--- START ---
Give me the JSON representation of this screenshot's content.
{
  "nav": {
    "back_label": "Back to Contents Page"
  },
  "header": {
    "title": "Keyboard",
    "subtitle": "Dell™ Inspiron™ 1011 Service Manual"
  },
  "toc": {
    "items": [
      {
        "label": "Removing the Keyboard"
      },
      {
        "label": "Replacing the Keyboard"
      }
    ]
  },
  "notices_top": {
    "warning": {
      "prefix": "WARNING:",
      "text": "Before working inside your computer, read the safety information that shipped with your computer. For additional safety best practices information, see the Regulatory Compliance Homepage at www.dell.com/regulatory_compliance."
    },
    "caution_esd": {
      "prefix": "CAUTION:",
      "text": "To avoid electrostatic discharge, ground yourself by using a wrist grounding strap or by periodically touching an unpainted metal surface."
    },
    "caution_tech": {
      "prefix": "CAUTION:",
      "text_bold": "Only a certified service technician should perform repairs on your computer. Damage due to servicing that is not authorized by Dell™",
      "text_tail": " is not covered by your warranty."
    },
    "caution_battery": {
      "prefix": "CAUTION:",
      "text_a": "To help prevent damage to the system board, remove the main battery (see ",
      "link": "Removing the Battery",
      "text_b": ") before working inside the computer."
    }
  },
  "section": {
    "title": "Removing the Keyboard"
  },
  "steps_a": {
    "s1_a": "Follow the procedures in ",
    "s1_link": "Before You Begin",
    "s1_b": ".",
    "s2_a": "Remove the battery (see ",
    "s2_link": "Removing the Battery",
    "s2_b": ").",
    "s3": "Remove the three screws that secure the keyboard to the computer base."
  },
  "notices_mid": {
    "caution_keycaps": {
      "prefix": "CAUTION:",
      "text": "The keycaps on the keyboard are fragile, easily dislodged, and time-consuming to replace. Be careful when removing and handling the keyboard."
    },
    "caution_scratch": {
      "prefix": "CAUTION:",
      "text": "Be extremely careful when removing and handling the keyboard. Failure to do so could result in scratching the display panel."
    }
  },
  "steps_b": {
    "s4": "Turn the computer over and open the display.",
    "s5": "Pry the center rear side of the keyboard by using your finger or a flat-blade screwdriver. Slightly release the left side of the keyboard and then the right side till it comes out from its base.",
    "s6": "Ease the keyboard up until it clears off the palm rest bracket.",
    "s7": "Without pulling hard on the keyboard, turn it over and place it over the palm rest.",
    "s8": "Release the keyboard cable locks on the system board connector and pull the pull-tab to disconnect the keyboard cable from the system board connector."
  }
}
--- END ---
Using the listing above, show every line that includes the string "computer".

      "text": "Before working inside your computer, read the safety information that shipped with your computer. For additional safety best practices information, see the Regulatory Compliance Homepage at www.dell.com/regulatory_compliance."
      "text_bold": "Only a certified service technician should perform repairs on your computer. Damage due to servicing that is not authorized by Dell™",
      "text_b": ") before working inside the computer."
    "s3": "Remove the three screws that secure the keyboard to the computer base."
    "s4": "Turn the computer over and open the display.",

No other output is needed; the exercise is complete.